WHAT NEEDS TO BE DONE
Lines containing the word "into" are to be copied from the data below.

RECORDS
──────────────────────────────
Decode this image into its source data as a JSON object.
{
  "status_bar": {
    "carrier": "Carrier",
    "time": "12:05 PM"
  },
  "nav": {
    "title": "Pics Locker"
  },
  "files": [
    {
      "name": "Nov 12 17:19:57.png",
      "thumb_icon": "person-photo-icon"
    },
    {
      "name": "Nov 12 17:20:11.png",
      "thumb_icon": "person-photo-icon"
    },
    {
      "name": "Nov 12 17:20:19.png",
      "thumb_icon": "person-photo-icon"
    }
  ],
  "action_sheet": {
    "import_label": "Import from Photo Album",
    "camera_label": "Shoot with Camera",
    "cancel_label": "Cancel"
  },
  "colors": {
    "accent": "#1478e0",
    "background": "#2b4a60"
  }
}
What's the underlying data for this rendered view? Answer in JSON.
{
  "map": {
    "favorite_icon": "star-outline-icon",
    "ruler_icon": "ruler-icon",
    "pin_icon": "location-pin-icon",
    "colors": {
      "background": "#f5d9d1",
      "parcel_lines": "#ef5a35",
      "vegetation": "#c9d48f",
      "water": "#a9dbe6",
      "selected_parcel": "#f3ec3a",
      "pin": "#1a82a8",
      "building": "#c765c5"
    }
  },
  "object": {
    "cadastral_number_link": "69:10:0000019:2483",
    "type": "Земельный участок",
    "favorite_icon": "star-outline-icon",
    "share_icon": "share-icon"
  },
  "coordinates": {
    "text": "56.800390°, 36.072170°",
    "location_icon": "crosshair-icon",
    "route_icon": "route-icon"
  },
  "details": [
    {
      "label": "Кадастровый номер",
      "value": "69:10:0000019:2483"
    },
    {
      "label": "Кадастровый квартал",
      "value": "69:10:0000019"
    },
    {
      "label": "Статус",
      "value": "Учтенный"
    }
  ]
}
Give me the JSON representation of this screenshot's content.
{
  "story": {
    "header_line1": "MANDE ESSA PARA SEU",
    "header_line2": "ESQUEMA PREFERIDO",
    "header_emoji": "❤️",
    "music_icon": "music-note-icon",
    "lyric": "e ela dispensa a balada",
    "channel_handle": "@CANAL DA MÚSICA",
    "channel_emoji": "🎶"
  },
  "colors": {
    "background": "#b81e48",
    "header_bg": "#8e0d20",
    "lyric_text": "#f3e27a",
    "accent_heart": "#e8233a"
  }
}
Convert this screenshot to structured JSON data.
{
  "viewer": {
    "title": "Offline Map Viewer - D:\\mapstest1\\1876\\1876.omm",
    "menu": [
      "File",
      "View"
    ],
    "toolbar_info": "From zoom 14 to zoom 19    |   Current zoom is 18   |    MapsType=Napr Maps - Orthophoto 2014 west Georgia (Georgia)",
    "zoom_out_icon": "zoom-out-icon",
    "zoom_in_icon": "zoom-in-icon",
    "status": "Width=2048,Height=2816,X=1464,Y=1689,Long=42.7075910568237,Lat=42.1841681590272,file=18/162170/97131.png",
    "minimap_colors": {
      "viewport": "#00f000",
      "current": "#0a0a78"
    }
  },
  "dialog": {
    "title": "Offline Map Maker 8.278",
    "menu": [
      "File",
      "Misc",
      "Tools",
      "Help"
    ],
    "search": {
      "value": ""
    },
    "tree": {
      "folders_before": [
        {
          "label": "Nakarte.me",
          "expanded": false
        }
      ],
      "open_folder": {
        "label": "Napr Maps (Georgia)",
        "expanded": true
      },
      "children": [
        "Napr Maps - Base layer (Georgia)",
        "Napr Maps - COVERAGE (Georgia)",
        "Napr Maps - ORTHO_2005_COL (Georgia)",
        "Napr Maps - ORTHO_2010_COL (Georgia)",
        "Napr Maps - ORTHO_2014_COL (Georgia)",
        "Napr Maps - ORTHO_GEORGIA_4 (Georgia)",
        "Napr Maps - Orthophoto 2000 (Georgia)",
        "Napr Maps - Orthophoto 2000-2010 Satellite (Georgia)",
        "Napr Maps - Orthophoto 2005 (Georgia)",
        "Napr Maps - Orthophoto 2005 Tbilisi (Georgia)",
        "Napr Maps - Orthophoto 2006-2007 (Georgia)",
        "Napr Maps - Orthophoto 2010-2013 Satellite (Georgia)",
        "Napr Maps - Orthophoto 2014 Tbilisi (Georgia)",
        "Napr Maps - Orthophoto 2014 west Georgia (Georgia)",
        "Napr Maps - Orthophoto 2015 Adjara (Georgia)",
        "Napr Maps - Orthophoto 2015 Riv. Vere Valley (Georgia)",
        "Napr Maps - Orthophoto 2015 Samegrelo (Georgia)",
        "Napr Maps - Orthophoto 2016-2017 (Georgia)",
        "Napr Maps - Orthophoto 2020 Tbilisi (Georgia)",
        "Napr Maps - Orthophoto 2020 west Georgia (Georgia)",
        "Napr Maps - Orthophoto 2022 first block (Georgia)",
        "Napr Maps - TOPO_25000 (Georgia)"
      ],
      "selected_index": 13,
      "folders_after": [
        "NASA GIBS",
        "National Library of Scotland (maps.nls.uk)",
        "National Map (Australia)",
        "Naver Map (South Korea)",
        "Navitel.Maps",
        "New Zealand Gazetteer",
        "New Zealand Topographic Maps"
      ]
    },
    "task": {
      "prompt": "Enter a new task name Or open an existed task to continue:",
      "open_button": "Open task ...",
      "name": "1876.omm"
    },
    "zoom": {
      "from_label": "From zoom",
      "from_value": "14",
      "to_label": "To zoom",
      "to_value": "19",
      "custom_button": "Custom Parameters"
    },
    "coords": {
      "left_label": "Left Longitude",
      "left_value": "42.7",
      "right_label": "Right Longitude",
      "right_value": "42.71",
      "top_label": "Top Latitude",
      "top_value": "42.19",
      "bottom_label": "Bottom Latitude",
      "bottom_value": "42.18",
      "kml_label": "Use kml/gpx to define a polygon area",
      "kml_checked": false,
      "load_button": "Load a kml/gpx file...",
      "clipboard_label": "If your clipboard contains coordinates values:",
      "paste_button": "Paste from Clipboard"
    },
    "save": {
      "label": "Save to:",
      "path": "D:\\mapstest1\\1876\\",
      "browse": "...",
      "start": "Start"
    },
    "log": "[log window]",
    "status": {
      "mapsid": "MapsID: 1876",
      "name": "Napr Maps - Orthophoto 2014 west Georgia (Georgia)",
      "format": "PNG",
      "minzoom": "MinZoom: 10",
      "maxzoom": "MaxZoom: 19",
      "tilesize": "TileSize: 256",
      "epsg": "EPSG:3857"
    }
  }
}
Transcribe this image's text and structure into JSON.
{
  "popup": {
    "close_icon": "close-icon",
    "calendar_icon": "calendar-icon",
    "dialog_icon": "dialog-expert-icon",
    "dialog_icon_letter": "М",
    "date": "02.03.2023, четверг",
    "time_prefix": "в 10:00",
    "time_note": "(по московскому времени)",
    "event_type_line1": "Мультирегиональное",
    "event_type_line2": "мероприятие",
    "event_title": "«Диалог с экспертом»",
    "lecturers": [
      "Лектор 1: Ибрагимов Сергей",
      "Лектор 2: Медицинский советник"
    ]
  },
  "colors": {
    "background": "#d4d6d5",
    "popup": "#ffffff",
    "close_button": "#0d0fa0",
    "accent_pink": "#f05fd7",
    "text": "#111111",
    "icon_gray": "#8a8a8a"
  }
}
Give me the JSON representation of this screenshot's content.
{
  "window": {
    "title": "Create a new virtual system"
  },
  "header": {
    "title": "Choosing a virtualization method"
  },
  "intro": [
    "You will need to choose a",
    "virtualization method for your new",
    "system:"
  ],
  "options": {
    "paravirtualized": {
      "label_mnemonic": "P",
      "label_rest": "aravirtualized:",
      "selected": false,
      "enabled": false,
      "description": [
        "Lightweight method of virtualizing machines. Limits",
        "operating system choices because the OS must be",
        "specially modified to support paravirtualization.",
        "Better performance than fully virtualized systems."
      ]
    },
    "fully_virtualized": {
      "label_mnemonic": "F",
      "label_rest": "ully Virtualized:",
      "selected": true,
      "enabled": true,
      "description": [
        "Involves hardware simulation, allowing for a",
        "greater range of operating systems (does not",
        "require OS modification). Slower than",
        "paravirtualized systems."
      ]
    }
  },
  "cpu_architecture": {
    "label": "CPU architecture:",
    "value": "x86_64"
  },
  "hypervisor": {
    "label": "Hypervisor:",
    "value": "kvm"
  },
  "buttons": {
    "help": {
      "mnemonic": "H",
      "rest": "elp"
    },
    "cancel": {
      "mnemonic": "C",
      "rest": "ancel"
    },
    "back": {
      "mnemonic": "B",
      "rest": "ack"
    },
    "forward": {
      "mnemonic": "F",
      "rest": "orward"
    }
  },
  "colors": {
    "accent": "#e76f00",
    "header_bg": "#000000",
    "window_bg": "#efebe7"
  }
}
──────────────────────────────
SOLUTION TO THE EXERCISE
Decode this image into its source data as a JSON object.
Transcribe this image's text and structure into JSON.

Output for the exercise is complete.